[Instructions for the task]: Find each line of the entries with the string "Microsoft", please, and copy it.

○ ○ ○

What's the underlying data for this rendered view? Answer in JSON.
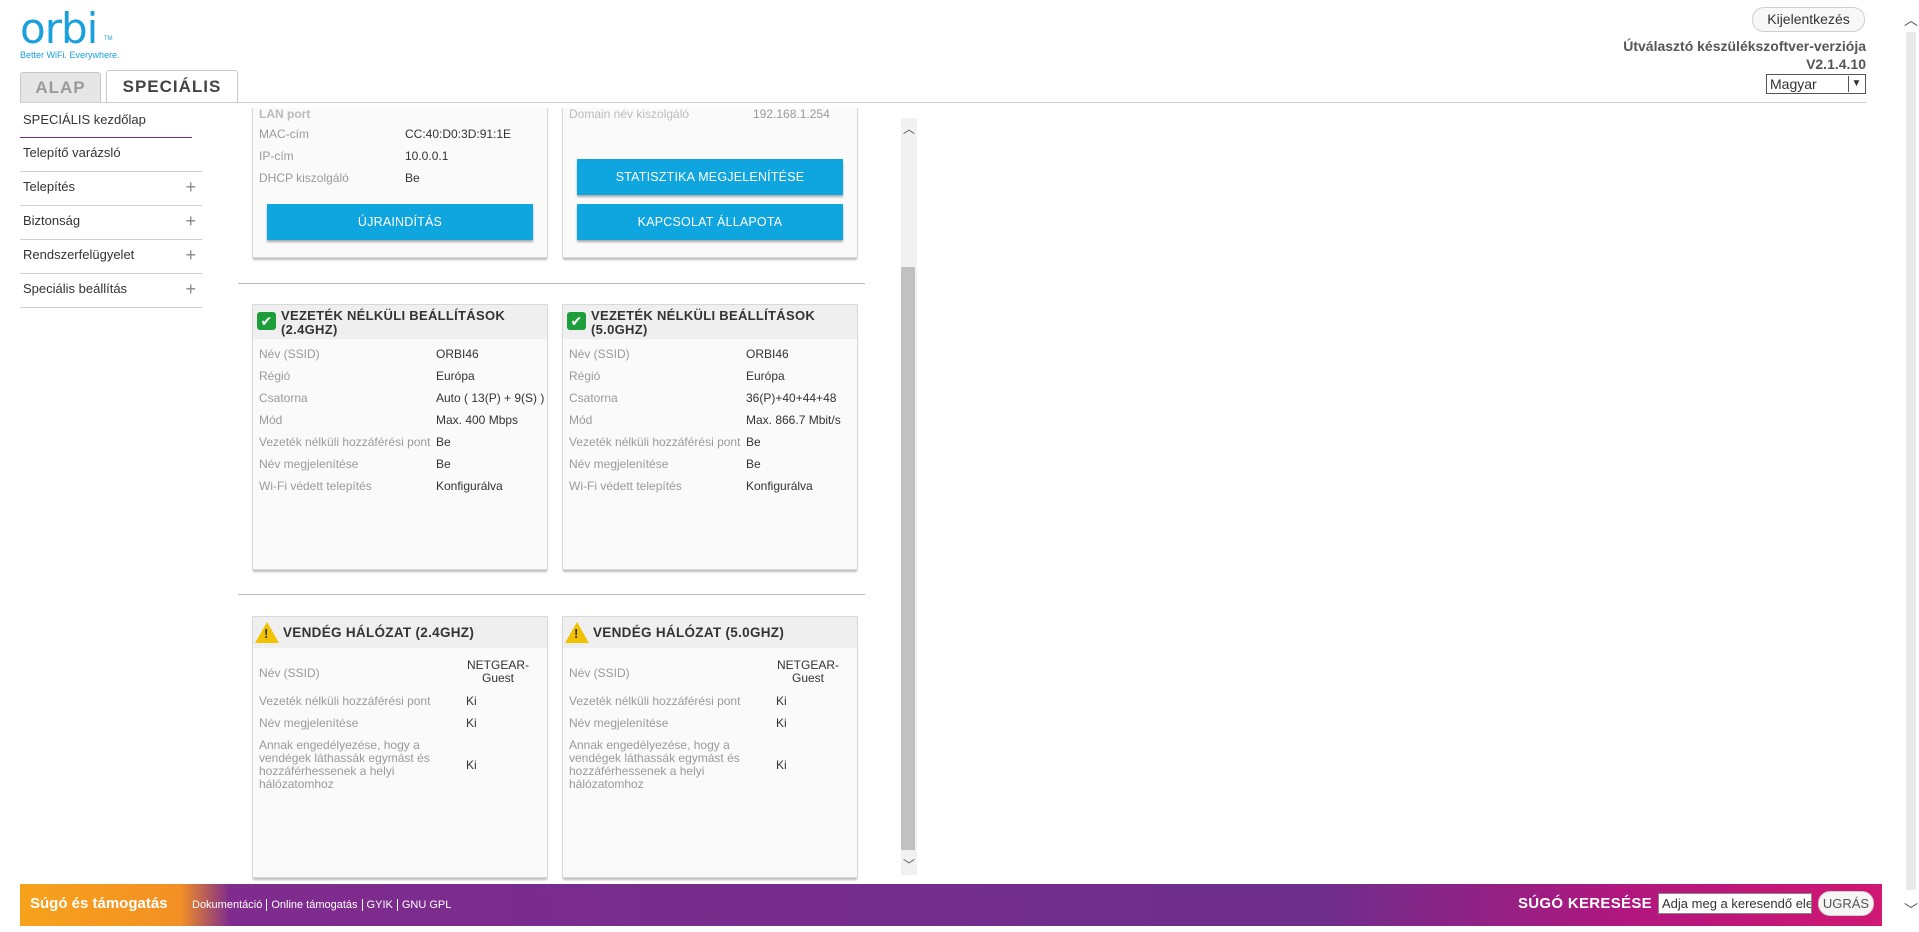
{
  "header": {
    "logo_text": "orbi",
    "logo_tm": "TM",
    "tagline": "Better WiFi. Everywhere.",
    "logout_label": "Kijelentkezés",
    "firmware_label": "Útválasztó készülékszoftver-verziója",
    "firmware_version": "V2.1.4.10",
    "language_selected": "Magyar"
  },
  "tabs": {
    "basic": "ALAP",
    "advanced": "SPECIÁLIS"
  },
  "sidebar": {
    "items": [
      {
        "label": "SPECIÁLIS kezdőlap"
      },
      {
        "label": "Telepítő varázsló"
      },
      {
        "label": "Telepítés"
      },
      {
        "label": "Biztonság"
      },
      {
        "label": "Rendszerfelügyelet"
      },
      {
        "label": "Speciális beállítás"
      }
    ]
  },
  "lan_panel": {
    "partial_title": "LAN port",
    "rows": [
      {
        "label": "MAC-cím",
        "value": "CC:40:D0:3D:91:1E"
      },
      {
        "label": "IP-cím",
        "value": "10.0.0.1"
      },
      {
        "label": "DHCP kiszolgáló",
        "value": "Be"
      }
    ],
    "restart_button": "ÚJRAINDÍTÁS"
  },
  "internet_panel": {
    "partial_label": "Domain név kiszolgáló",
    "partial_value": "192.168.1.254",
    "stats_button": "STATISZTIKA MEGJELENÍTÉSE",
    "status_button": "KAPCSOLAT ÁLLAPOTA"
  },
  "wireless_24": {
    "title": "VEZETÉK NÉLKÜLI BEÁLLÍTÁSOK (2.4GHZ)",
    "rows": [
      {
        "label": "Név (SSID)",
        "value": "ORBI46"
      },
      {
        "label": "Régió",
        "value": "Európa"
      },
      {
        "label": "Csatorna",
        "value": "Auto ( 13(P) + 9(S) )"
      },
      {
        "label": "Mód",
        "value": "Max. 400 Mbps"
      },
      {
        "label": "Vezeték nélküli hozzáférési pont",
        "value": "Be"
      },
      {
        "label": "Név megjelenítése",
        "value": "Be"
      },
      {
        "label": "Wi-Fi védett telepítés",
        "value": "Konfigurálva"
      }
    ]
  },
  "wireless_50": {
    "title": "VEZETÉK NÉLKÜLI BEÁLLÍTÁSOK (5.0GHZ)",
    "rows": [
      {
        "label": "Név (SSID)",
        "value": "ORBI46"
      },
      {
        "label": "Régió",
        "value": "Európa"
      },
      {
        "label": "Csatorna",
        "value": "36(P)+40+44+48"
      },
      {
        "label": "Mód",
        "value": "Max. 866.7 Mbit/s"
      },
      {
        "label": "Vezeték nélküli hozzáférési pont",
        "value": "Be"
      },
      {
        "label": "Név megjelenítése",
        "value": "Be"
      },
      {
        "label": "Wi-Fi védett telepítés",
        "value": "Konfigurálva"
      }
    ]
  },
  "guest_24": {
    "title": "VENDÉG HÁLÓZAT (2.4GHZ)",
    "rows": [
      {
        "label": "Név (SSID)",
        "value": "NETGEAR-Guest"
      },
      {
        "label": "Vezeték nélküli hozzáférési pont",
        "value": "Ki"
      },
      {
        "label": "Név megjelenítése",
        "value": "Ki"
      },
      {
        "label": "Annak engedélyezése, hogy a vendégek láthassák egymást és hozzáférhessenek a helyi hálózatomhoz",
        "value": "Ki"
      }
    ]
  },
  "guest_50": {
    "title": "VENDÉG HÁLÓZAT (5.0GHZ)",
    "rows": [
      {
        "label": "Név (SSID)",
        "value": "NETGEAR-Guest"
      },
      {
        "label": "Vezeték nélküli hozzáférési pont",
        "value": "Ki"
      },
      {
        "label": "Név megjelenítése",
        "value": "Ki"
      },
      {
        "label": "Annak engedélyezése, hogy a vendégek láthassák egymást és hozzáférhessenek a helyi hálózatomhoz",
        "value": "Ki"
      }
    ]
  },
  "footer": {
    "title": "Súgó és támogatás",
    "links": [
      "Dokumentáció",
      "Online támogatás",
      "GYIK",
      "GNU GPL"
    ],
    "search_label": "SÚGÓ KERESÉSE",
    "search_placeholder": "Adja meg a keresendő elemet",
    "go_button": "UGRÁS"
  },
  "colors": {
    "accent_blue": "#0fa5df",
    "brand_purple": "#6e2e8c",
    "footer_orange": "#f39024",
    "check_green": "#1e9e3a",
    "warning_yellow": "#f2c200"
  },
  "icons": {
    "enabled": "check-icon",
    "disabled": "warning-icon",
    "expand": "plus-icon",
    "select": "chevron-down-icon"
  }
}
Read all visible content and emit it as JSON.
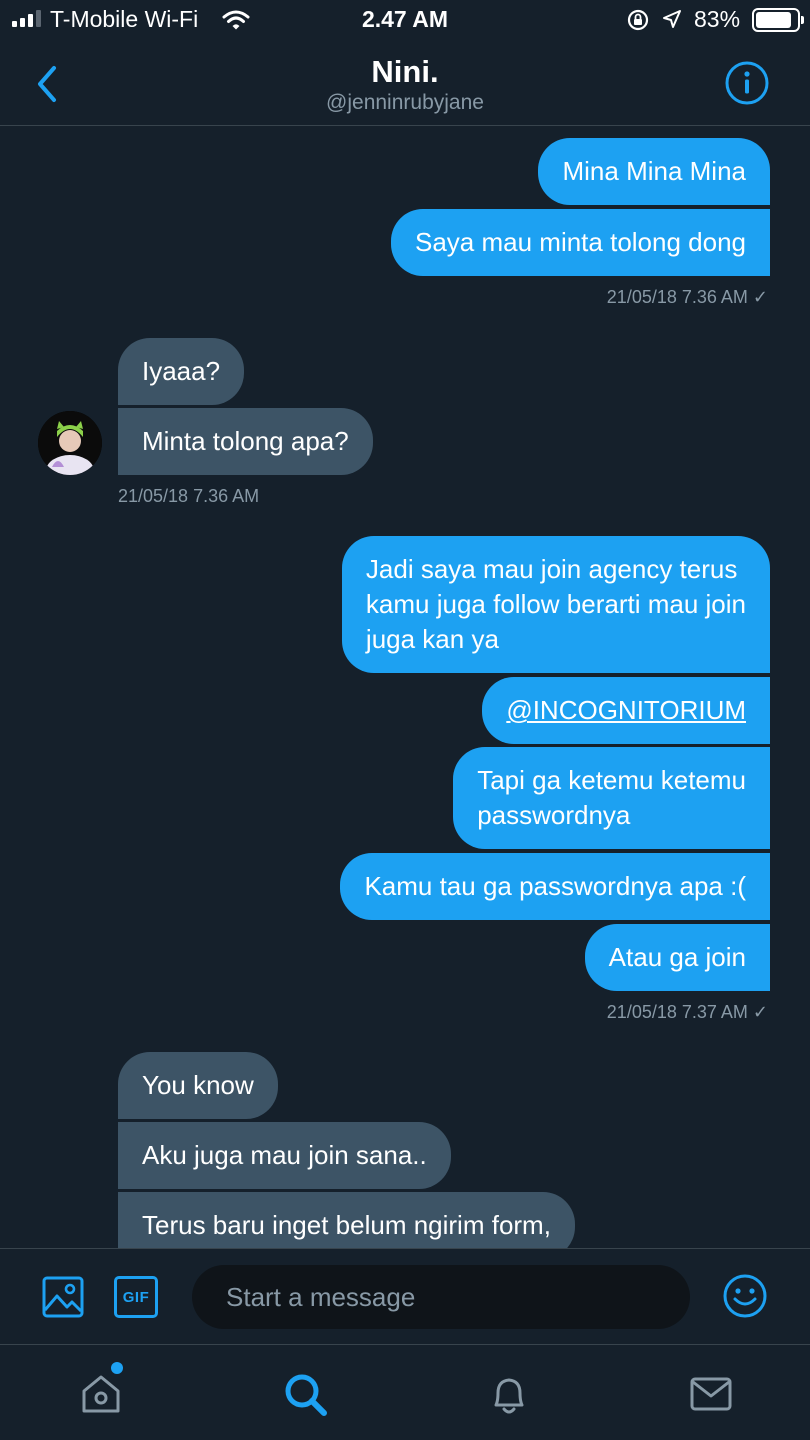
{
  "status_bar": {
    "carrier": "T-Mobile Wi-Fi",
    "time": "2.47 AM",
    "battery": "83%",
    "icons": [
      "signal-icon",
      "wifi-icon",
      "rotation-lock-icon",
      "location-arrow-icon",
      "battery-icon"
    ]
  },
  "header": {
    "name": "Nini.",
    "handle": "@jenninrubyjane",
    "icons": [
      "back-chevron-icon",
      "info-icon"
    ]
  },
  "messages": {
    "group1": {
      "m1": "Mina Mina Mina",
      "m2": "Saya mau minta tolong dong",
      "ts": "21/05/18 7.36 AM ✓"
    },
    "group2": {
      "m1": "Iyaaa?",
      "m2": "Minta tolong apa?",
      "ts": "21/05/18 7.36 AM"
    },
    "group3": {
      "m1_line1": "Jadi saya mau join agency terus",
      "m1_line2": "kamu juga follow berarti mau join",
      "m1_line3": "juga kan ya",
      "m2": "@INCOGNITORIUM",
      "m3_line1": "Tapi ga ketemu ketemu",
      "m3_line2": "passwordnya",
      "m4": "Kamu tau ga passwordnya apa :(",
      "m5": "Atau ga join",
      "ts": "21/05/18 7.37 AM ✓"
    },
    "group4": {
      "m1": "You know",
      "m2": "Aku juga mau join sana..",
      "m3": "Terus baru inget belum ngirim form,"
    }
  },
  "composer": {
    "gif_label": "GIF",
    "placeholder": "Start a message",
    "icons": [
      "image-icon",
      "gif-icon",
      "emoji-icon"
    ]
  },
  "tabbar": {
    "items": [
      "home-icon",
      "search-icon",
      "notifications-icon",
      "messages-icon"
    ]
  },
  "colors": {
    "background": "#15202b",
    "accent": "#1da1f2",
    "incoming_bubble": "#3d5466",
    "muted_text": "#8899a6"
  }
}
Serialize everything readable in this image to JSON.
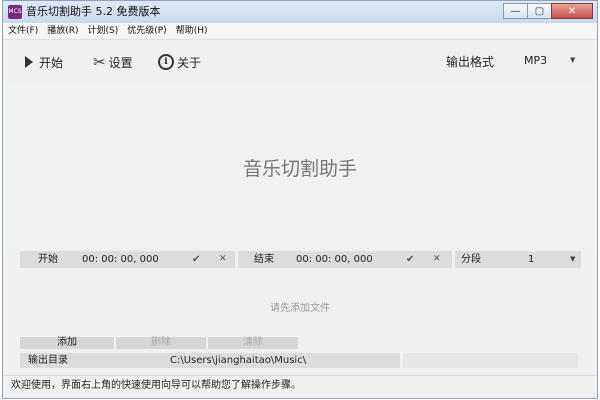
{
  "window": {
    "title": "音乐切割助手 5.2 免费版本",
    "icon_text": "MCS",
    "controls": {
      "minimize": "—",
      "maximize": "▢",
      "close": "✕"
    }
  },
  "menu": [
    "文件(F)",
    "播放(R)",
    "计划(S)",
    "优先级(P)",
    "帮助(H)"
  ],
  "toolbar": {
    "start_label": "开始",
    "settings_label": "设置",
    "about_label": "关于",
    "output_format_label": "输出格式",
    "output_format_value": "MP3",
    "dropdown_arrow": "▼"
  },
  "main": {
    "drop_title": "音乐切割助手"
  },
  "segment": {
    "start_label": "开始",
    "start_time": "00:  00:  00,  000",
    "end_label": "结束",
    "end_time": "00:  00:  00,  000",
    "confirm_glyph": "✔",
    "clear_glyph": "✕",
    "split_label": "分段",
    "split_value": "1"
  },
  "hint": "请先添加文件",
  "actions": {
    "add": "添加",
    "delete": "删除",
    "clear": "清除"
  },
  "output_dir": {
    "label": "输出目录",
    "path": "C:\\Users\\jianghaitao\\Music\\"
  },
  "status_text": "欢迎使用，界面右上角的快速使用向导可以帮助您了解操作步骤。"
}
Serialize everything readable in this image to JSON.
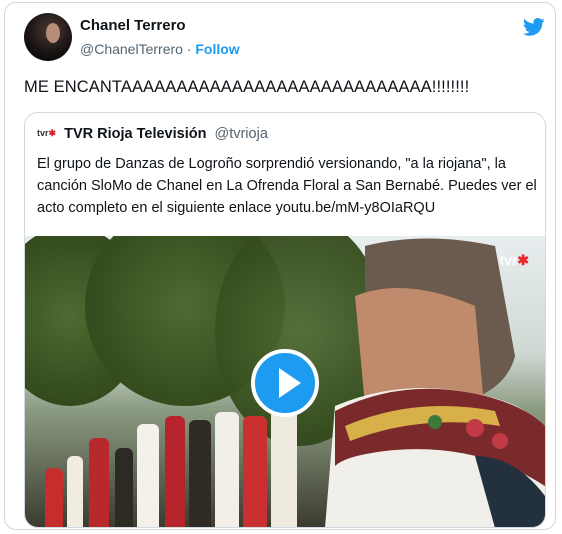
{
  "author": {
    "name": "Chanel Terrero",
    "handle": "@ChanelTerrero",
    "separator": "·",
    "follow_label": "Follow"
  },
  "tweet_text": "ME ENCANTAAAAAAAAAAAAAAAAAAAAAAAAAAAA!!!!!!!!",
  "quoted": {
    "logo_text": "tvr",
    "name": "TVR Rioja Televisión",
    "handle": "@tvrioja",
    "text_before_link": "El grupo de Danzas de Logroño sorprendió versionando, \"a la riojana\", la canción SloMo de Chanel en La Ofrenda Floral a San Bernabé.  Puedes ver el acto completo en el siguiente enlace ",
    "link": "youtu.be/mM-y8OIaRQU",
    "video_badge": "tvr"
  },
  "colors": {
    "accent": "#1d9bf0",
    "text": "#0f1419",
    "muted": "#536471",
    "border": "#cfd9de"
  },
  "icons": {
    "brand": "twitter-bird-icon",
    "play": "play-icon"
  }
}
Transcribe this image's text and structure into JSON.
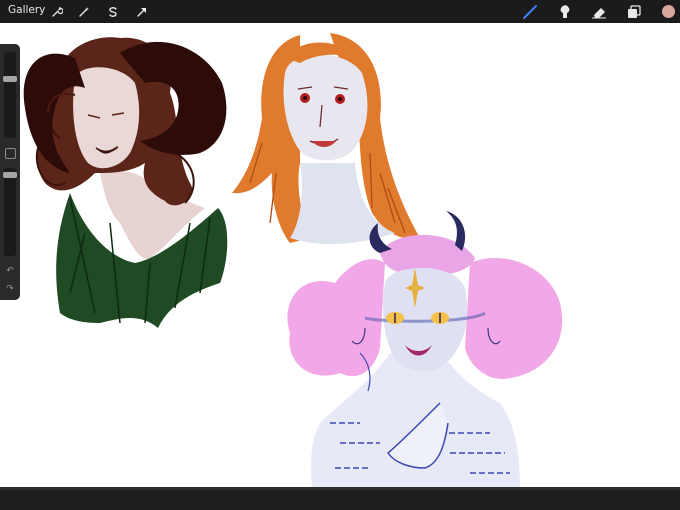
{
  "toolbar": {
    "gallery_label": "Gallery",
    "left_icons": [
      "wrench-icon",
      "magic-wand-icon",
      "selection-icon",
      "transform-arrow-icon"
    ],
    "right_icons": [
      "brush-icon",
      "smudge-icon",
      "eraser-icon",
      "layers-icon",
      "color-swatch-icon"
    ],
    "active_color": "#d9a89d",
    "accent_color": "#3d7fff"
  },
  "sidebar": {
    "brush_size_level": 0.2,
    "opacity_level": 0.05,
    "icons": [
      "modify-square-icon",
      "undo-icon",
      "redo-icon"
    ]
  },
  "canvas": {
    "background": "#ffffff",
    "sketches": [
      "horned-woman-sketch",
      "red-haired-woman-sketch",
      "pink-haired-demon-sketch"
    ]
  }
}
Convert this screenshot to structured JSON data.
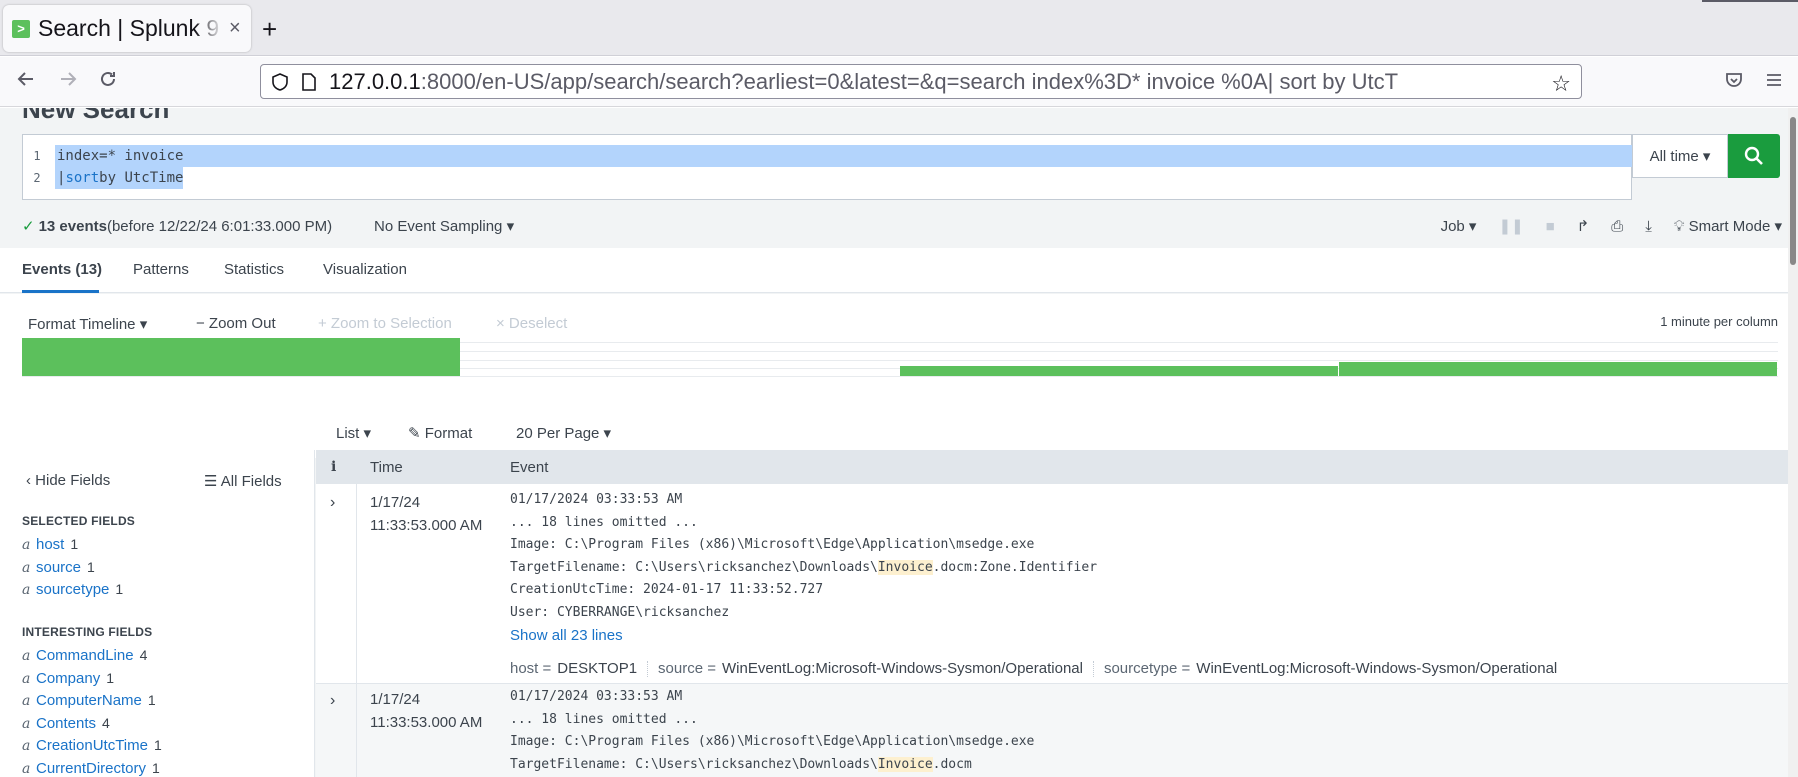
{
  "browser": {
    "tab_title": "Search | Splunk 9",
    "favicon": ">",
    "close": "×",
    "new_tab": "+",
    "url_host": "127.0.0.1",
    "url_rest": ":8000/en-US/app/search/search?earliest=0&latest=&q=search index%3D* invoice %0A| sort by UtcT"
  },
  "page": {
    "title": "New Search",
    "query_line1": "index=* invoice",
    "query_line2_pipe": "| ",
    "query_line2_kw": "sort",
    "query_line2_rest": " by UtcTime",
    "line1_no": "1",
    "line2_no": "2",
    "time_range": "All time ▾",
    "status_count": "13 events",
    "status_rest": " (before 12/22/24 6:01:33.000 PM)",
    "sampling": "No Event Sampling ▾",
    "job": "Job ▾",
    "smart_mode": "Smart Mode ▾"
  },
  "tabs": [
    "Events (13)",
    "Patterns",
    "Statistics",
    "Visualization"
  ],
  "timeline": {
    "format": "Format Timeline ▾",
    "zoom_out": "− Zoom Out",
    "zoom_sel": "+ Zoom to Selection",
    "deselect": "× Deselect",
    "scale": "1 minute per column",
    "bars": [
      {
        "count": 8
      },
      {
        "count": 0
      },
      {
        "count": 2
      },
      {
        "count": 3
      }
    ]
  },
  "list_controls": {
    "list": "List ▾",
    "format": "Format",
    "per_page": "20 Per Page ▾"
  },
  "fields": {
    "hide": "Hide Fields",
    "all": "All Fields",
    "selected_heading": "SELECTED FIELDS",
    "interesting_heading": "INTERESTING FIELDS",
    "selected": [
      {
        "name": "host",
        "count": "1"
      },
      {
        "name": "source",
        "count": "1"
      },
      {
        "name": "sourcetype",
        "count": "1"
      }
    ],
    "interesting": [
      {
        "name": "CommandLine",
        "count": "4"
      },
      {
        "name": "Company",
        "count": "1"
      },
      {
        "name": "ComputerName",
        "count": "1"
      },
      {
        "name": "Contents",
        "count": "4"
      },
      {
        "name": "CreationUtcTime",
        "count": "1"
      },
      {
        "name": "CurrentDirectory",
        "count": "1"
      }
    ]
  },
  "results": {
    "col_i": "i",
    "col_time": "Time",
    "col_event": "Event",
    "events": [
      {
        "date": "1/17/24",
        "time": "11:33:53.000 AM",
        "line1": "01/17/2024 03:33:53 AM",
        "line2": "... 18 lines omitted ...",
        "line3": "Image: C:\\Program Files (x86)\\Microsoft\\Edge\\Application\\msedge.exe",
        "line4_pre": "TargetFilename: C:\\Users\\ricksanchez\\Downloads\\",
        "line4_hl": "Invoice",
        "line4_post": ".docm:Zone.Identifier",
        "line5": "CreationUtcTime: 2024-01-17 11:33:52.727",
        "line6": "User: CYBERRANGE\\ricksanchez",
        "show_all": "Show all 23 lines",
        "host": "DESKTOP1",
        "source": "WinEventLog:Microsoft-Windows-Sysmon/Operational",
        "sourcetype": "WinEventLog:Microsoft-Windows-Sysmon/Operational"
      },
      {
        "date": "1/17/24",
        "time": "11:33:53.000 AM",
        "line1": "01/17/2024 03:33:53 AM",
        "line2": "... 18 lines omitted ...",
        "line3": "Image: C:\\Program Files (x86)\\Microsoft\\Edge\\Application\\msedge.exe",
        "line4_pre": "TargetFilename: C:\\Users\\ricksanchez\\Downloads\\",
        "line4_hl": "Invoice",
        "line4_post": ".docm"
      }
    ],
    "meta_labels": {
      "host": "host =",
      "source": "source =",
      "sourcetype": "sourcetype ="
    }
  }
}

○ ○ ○

[Result for this exercise]:
        "line3": "Image: C:\\Program Files (x86)\\Microsoft\\Edge\\Application\\msedge.exe",
        "source": "WinEventLog:Microsoft-Windows-Sysmon/Operational",
        "sourcetype": "WinEventLog:Microsoft-Windows-Sysmon/Operational"
        "line3": "Image: C:\\Program Files (x86)\\Microsoft\\Edge\\Application\\msedge.exe",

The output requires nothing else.